When a ribbon-like mark has sufficient width, it must appear double; for the positive secondary image of the adjacent light areas will appear within it. To this end its apparent width to the naked eye must be some 8′ or 10′ (if eyes are alike in this dimension). In a telescope magnifying, say, 400 diameters, this width need be only a little over 1″. If the planet is 16″ in diameter (a rough average of its favorable position in recent years) this will amount to closely 10° on its surface. Now the double canals of Schiaparelli, in 1881–2, and of Perrotin and Thallon, in 1886, are frankly of this width and, I believe, are due to this cause. In any case the test to be applied is evidently the relation between the apparent width of a double and the radius of the halo illusion. The prevention of error in the future will evidently be the application of different powers to each canal, particularly a low power which will make its width appear less than 6′. This must be done with care for low powers increase the number of rays.
The halo illusion is also responsible for marginal canals. When a dark area becomes 6′ or 8′ wide, it appears double, having a light interior and dark edges. With any increase of width the dark edges, giving the effect of the marginal canals, remain. Hence along the edge of any dark area there appears a fictitious canal. Professor E. W. Maunder observed this in his excellent artificial planet study of a few years ago. I believe that high powers by reducing contrast will help to eliminate this error.
The mention of the chromatic rings draws attention to chromatic aberration in the eye and in the telescope. This effect in the telescope is so great that colors in a refracting telescope are not in the least trustworthy. The blue-green tint attributed to the dark areas on Mars is a product of the telescope.

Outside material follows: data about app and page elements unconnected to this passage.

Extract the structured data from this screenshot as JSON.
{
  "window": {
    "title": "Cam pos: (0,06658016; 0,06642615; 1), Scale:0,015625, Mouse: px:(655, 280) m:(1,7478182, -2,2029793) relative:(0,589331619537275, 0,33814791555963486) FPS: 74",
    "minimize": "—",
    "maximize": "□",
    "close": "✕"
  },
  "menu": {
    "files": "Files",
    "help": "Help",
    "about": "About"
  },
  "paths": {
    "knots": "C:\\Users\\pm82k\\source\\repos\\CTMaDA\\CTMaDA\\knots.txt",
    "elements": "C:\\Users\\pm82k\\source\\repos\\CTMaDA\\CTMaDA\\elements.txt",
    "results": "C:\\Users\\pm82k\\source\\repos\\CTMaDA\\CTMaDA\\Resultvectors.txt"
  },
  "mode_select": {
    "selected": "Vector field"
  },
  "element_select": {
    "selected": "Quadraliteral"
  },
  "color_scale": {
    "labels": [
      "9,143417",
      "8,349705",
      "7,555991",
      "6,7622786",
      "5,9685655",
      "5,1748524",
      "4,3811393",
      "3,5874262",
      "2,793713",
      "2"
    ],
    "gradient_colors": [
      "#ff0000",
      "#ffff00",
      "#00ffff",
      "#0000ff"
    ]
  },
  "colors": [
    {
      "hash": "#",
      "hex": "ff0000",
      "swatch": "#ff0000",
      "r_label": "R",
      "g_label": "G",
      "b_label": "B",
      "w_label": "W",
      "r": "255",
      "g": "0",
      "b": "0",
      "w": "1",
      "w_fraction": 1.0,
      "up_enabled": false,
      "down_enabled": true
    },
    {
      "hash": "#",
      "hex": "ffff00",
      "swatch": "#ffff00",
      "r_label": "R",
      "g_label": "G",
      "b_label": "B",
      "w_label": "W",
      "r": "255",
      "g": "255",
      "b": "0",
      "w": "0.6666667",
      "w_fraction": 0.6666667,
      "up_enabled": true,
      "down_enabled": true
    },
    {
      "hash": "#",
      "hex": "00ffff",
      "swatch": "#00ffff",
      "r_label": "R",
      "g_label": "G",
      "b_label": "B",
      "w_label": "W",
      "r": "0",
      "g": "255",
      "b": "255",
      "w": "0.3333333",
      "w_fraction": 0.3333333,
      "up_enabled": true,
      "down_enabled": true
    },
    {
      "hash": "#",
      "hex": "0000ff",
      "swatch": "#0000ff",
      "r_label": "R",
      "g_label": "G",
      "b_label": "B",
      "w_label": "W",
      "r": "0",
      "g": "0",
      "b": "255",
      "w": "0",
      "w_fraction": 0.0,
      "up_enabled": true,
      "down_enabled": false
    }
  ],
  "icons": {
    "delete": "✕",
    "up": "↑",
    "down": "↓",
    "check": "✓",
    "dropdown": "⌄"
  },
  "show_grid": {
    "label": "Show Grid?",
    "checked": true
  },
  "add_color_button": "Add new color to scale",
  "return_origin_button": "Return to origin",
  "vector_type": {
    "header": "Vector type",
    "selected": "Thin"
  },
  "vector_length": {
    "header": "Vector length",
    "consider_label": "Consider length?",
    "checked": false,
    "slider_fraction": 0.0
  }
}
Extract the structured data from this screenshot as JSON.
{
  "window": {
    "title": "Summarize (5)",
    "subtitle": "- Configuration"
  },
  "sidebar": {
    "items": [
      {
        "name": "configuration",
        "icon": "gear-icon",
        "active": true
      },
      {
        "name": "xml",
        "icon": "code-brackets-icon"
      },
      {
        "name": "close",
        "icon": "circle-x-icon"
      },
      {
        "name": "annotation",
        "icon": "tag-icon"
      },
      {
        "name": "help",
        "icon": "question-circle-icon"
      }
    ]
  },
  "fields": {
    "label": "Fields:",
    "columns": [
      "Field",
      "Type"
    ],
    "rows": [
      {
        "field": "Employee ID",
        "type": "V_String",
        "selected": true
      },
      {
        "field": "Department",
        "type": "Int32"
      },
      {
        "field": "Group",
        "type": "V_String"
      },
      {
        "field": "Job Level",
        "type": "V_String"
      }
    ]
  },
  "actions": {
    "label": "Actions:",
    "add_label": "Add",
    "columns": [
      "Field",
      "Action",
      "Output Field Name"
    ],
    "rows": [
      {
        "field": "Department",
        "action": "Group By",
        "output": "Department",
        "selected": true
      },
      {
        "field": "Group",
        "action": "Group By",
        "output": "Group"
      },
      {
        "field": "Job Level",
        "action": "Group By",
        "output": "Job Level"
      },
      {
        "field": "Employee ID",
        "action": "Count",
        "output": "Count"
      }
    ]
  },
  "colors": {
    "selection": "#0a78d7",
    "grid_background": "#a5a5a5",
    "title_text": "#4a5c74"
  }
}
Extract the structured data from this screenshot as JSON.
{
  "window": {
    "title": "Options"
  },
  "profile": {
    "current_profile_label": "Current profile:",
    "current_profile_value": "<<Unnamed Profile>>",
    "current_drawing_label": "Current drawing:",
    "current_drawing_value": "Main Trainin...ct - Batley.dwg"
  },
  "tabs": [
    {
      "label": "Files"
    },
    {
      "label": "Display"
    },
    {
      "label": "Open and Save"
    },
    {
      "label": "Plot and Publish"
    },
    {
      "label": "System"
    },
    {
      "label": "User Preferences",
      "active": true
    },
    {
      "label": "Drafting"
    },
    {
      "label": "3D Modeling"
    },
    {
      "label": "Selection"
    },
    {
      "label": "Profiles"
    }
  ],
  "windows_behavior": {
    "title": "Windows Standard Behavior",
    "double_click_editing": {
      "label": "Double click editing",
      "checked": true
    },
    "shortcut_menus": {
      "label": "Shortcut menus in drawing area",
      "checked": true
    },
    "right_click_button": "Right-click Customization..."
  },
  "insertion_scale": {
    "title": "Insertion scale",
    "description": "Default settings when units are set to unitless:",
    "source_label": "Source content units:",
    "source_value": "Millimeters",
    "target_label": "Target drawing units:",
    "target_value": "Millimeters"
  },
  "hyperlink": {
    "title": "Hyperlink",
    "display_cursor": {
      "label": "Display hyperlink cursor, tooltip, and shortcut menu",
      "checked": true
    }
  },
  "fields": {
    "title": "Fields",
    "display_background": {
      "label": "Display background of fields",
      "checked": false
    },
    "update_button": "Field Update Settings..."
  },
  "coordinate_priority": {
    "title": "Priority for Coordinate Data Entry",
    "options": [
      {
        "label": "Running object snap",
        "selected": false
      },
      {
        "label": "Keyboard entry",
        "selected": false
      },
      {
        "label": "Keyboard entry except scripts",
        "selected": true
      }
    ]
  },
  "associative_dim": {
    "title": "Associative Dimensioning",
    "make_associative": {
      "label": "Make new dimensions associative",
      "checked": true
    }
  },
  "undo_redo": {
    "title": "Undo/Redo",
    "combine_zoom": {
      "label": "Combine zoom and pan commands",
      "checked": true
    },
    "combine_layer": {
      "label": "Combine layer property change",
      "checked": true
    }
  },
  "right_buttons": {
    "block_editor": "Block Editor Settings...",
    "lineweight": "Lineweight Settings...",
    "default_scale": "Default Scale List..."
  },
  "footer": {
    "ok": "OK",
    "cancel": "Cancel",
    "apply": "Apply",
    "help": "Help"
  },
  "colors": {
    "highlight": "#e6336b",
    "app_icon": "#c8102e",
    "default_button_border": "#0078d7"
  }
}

Its existence on our neighbor can only be verified by the use of a reflector.
Thus in conclusion we see that there are fundamental defects in the human eye producing faint canal illusions, that these have worked serious injury to our observations in the past and that in the future they may be avoided chiefly by the simple expedients of varying the position of the head and using a wide range of magnifying power.